The upper district is tall enough for the main structure to house 14 floors, plus free-standing buildings on the terraces. The lord high's palace is the cylindrical bit at the center, surmounted by a lighthouse. The bottom features a huge illusion of a sun (or a moon, depending on the time of the day.) Colossal chains anchor the upper district's various sections in place.  The view above is a cross section, except for the palace, which I've not cut through. Internal ceilings are 9-10' high for most places. A short entry about each floor in the palace (matching the story at the beginning of the book), a general "street" diagram of the levels inside the surrounding sections, and the location of important features listed in the book give an idea of how the district is put together. Specific layout details are left to the referee (like any other fantasy city). Even more details on encounters, personalities, monsters, and specific locations follow in the book about the other two districts: plenty to start writing adventures!

Saturday, December 15, 2018

Skyport Security in a Fantasy World

Arcanial Skyport (click on image/open in another tab for larger view)
It took me long enough, but I did include a top view of Arcanial's skyport as part of the series of maps describing the magiocracy's capital city (On Wings of Darkness--available summer 2019). Essentially, it possesses two large "terminals" with multiple docking slots for skyships. In the view above, one very large vessel overshadows warehouses well below its hull. You might recognize the skyships from previous blog articles.

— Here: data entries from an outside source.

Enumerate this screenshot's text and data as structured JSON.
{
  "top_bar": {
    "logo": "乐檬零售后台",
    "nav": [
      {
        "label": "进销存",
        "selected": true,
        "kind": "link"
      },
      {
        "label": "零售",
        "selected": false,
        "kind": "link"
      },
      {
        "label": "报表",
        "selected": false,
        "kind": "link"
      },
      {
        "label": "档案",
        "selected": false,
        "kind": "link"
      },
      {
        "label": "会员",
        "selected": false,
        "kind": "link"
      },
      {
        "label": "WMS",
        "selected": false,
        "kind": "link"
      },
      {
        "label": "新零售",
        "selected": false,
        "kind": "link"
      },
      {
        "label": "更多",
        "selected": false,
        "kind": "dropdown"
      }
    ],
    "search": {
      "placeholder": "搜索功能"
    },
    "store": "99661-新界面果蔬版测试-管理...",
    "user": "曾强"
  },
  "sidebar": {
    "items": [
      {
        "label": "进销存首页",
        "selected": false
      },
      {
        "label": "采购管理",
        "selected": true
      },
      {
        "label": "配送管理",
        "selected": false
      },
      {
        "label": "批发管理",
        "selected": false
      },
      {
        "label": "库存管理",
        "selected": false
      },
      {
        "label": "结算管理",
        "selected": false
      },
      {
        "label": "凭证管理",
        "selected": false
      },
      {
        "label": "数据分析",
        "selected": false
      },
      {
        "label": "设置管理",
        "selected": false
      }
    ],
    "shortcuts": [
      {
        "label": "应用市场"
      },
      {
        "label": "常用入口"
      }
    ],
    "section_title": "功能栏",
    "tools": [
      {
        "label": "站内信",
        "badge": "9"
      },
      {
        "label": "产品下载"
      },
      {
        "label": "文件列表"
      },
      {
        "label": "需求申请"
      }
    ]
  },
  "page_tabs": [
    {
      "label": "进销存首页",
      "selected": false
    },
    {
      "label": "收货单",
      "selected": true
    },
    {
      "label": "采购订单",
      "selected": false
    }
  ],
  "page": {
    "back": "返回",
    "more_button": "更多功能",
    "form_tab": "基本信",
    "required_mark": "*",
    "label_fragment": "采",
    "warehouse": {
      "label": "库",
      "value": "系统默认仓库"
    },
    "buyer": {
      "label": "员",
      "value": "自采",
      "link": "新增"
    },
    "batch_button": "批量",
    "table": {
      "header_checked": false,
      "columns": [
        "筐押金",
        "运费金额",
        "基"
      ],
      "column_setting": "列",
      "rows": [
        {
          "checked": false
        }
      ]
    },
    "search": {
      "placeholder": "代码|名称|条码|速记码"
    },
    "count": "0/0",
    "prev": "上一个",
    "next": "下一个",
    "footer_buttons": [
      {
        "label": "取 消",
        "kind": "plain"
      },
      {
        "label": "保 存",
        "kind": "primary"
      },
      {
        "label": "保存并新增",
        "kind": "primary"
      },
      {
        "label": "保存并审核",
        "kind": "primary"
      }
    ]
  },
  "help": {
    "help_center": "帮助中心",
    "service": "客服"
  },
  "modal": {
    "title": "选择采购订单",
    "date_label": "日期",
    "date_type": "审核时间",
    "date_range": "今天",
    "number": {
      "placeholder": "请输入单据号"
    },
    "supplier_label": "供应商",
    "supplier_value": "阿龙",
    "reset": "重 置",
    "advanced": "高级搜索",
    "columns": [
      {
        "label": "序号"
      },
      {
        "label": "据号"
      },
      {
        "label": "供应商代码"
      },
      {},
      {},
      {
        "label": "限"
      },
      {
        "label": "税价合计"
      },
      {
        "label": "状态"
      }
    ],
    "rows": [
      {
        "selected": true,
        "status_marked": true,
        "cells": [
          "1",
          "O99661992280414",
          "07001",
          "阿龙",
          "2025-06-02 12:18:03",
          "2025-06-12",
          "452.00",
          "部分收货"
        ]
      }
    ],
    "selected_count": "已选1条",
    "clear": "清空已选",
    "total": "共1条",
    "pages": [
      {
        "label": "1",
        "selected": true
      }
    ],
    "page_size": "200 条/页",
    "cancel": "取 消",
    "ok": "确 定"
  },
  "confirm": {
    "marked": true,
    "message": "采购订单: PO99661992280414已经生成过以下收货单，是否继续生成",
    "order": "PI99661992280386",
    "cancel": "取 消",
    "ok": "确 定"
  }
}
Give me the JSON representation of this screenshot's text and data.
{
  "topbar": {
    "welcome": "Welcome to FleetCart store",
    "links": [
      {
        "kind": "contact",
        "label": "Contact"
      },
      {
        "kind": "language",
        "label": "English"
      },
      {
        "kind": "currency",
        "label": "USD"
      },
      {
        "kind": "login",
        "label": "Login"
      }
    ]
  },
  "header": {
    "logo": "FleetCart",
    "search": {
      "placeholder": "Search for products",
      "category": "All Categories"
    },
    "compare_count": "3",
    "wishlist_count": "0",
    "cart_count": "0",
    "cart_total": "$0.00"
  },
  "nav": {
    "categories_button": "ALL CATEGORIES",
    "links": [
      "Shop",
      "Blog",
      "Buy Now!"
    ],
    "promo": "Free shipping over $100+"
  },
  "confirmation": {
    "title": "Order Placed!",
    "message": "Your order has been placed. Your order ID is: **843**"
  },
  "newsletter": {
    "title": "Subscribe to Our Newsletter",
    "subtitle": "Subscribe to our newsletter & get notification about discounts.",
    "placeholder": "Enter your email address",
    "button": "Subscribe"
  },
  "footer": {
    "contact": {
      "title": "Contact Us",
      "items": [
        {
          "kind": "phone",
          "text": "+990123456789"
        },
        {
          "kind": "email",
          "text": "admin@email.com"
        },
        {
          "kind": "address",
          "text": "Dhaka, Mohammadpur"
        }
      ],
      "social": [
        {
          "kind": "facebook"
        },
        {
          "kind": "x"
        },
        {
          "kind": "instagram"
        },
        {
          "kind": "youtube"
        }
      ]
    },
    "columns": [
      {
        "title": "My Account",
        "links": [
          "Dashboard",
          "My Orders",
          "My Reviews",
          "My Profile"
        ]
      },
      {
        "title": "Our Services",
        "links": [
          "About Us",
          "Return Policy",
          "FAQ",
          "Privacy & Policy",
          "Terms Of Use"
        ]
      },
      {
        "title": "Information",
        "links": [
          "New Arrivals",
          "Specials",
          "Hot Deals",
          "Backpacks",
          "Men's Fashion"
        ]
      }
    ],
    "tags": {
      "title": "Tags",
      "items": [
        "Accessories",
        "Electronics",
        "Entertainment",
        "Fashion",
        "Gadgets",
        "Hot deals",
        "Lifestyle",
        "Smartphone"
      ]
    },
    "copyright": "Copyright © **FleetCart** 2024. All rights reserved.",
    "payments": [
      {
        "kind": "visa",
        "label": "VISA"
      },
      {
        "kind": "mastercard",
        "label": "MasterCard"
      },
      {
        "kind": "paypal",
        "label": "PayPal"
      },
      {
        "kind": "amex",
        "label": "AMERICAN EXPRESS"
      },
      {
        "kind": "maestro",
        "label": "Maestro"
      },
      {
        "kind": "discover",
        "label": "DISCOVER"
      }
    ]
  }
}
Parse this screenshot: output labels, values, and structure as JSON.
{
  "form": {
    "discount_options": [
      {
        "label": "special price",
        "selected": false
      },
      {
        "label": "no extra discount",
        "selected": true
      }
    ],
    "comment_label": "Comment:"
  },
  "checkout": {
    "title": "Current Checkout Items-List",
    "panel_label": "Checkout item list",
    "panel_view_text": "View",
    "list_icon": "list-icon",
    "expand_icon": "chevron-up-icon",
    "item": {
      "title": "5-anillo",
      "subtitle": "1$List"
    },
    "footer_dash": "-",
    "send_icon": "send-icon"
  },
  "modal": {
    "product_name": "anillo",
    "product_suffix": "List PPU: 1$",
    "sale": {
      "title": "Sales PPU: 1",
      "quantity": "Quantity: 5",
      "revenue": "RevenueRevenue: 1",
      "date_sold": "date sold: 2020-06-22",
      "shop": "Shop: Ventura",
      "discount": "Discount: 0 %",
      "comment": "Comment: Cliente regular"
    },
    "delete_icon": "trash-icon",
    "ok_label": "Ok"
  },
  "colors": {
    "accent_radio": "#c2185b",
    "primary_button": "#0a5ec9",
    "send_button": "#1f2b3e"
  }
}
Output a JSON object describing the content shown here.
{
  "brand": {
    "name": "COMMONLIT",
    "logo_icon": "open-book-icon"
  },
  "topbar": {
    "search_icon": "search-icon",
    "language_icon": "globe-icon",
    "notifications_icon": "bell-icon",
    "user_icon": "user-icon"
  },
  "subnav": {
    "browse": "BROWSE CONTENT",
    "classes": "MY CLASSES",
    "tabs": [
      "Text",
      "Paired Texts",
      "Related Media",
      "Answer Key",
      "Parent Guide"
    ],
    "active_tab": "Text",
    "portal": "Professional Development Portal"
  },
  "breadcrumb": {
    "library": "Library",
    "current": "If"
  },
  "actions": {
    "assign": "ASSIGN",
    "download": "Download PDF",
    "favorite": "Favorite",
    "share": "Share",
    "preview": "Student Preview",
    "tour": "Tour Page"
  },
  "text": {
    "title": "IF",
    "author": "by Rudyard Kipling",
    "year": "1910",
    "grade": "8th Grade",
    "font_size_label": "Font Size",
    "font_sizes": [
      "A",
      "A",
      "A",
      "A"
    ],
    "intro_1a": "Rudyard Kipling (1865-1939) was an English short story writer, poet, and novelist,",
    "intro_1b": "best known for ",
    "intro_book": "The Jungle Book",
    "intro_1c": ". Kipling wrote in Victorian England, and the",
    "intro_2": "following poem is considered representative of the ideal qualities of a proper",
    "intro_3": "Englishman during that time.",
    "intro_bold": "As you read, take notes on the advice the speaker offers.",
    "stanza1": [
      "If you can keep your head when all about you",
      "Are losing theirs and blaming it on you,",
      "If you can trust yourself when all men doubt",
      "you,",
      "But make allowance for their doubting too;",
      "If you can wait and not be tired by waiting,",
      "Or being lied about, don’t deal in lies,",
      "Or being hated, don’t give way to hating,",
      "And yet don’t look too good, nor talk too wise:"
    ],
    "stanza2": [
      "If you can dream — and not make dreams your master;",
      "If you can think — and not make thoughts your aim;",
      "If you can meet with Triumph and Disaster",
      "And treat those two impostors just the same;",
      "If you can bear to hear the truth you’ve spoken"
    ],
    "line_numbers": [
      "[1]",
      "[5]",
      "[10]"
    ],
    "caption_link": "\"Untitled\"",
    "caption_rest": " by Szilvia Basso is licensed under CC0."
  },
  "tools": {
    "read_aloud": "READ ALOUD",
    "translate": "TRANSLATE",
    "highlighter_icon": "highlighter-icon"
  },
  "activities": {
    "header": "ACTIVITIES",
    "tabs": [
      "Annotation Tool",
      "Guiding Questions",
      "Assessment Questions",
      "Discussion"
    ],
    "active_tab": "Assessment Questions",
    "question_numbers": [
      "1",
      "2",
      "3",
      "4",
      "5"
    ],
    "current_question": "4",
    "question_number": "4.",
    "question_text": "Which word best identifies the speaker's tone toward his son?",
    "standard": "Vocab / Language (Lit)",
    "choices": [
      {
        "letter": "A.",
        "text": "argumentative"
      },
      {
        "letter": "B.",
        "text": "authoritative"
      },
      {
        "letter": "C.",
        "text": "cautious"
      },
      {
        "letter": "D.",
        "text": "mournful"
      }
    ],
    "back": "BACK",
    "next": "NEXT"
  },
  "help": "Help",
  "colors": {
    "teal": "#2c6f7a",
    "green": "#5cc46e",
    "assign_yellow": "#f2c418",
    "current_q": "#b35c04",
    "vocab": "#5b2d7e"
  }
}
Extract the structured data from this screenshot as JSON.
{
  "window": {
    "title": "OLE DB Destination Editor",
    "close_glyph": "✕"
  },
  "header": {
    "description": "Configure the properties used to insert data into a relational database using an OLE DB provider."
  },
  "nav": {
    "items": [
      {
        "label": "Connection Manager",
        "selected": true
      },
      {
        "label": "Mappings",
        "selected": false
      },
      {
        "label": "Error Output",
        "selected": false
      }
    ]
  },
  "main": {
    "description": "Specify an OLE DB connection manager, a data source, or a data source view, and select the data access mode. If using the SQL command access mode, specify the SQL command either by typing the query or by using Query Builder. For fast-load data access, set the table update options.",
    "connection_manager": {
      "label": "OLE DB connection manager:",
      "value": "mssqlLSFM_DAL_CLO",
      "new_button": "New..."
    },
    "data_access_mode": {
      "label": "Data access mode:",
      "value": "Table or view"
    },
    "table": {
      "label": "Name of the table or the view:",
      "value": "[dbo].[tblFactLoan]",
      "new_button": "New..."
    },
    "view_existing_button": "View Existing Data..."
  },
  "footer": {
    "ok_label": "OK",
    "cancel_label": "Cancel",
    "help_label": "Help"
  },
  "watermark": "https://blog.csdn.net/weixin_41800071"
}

The skyport lies next to the river's northern embankment, some distance below the flying city.

The terminals are huge towers with wooden "skybridges" that can pivot alongside docking vessels. They rely on wheels and rails located inside the towers to keep them level, and load-bearing beams enchanted with reverse gravity spells to balance the devices. Skybridges are positioned high enough to leave sufficient clearance for masts beneath the skyships' hulls, and at different heights so pivoting docks do not interfere with adjacent ones. Docking presented a challenge since many of Calidar's skyships have outrigger masts angled above or below deck level. 

The towers' top levels house cranes handling the heaviest merchandise. The centers of the towers include a shaft with a hoist load down reaching to the ground level (or below if need be). Anything these mechanical devices and an army of fellfolk dockhands employed by the skysport cannot handle requires levitation spells, a common form of magic in a setting where many things dwell above ground.  

Hoist Load (left) & Mouse Wheel Crane (right)

A swarm of flying barges headed to/from the city flying above pick up merchandise and passengers. Large vessels do not dock directly at the flying city for security reasons and because mooring facilities there aren't convenient enough. Any number of skyships otherwise remain tethered at air anchors, all around the flying city, well above the skyport. Much of the merchandise otherwise transits through warehouses surrounding the skyport.

One might wonder what sort of security a facility of this nature demands. Air travel in Calidar's universe isn't comparable to modern day, real world commercial aviation. There's nothing like mass passenger transportation. Paying passengers are an exception more than a rule. Much of the traffic concerns valuable freight, especially in the case of Caldwen. For the sake of the ruling class's privacy, local control, and prevailing paranoia, few roads exist across the magiocracy. Transportation relies mostly on rivers and airways. Both are needed to feed the capital city. Wizards and the upper class in general own private skyships which they use for leisure, relying otherwise on spells and teleporters to travel. On the other end of the spectrum, the hoi polloi rarely venture far away from their birthplaces. 

Nonetheless, some seal-bearing documentation is often required when stepping aboard or disembarking a skyship in a major city. City guards and the port authority are generally in charge of security. City guards use their own flying barges to board and inspect approaching vessels before authorizing them to come any closer. Dockworkers act as eyes and ears for the captain of the port. Much of their focus remains on preventing merchandise theft and smuggling. Overseeing sorcerer's are responsible for collecting docking fees and the use of aerial mooring space near the capital city. Fees are paid to the port authority. Sorcerers also intervene when dockhands report something suspicious (for which the latter earn monetary rewards). Very much in the style of Caldwen, bound demons can be summoned to handle challenges to law enforcement. The port authority resorts to geas to help alleviate the problem of bribery among spellcasting inspectors and unscrupulous dockworkers, a daunting task considering the number of people involved. In a city where most things are expensive, theft and bribery aren't uncommon, not to mention potential sabotage risks from the Fifth Column, a secret society of activists demanding the return of Caldwen as a colony of the Nicarean Empire